OKLAHOMA CITY - Jimi Scott, 15, was diagnosed with autism spectrum disorder when he was 3-years-old.
"It was mostly those subtle little signs of delayed speech and being social amongst his peers. He wanted to hide off,” Emily Scott, Jimi's mother, said.
Jimi couldn't speak until he was almost 5-years-old, but other symptoms of the disorder include sensitivity to loud sounds and other profound mental delays.
A new study by the CDC finds an increase in children being diagnosed with autism from 1 in 68 to 1 in 59.
The finding is based on groups of 8-year-olds living in 11 communities across the nation in 2014. Experts attribute some of the increase to better detection among minorities.
"We're probably missing some of the children in our under-served communities and now that gap between non-Hispanic white and non-Hispanic black children has decreased,” Dr. Bonnie McBride, director of the Oklahoma Autism Center, said.
Dr. McBride believes this study also proves more resources are needed for families who have children with autism.
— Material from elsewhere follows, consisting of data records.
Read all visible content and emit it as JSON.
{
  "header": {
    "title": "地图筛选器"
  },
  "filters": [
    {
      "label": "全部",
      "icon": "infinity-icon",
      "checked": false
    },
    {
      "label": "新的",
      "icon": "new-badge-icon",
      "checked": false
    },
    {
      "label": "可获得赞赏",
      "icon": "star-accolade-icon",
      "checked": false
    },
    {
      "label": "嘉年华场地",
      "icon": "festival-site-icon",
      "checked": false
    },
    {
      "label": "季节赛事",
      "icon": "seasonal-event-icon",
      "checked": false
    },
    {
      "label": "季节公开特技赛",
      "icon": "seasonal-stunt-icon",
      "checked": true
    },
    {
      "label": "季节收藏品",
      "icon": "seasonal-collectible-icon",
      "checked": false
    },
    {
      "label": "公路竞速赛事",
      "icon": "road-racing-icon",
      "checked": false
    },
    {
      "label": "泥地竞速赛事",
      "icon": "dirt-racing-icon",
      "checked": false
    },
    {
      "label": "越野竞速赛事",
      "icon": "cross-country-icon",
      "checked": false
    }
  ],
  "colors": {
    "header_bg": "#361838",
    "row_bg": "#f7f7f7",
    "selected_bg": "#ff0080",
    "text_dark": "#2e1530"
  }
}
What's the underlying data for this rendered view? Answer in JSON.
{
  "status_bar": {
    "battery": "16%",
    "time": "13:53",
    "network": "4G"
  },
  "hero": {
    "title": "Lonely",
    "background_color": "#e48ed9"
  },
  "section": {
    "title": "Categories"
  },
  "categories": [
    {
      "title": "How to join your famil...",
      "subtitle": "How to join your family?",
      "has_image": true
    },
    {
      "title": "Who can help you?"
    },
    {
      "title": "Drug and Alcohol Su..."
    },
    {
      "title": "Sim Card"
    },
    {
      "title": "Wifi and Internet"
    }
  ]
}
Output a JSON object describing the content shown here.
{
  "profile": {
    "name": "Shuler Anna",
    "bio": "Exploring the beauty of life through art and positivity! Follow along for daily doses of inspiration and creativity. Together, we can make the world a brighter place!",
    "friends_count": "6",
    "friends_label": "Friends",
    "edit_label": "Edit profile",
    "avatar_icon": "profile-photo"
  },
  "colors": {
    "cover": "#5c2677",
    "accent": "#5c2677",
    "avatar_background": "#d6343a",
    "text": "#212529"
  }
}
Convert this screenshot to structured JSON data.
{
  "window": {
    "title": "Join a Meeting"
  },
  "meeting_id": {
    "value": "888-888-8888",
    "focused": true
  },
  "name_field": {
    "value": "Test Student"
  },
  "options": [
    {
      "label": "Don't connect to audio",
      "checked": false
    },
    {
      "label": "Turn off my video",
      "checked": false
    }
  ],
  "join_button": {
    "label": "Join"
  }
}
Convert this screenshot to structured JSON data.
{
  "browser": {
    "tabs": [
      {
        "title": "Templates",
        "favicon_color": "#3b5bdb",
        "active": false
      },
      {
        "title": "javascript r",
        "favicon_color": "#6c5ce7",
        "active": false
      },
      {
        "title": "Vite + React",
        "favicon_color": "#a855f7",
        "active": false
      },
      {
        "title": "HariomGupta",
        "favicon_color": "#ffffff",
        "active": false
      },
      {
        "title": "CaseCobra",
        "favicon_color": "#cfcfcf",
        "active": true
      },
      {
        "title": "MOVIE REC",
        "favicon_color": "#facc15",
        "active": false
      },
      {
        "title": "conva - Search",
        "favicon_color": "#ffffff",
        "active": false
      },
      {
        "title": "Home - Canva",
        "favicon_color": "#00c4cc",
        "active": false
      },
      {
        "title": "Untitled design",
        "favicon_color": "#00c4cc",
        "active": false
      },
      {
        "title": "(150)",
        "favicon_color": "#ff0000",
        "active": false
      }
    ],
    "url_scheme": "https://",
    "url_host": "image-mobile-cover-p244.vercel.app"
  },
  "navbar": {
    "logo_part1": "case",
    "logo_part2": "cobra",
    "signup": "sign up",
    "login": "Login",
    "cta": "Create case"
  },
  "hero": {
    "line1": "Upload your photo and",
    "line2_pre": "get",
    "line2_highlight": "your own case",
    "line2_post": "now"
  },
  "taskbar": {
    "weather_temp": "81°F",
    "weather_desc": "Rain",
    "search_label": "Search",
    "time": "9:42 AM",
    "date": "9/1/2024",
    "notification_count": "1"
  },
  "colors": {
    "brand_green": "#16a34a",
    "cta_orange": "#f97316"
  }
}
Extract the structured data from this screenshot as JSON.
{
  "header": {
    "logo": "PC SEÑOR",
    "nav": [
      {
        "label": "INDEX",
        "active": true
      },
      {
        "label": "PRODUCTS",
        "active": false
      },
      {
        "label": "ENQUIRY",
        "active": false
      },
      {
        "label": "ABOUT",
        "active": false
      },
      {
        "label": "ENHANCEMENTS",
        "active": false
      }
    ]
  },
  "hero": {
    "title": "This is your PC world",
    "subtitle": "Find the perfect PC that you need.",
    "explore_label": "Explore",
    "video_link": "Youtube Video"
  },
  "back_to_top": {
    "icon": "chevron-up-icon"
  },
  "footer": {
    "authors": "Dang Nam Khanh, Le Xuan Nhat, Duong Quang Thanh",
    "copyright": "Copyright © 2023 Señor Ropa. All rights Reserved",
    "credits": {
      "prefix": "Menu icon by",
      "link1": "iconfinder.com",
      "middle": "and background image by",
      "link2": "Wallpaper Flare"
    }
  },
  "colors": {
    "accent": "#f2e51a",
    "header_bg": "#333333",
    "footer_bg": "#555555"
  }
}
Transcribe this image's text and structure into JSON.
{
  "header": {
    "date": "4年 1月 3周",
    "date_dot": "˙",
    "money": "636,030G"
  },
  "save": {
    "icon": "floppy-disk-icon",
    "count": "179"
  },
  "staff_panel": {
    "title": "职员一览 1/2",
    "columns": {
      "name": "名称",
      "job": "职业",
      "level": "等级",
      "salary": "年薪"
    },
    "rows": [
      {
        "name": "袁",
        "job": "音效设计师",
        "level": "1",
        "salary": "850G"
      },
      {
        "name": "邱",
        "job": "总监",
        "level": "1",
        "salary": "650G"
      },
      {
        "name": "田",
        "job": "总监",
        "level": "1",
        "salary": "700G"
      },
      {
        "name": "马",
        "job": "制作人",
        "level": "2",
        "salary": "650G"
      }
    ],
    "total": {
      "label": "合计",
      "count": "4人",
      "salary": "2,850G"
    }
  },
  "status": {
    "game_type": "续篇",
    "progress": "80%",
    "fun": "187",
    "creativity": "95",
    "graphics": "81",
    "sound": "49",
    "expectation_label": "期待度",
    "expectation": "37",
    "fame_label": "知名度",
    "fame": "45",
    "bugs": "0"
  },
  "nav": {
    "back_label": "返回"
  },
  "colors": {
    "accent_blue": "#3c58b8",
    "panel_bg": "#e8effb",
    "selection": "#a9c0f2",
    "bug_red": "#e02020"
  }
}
"What we used to think of it as a low incidence disability, it is really no longer a low incidence disability and we need to move forward with funding appropriately," she said.
She says Oklahoma has a shortage of professionals who can give an early diagnosis.
It's one of the reasons the Oklahoma Autism Center was started. Their programs focus on early detection, connecting families with resources and training professionals on supporting children with autism.
Adrienne Christner’s 5-year-old daughter, Lilith, is receiving intensive intervention classes at the Oklahoma Autism Center.
"Almost everything in our daily lives we have to model for her, show her and then she learns it," Christner said.
Dr. McBride says the earlier we can give children treatment, the better off they will be as adults.
"I think it's really going to reach crisis proportions because we do have these children growing up, and with 1 in 59, we're going to need to address that more effectively," Dr. McBride said.
In 2016, Gov. Mary Fallin signed an autism insurance bill into law, which prevents state regulated health insurers from excluding certain treatments for children with autism.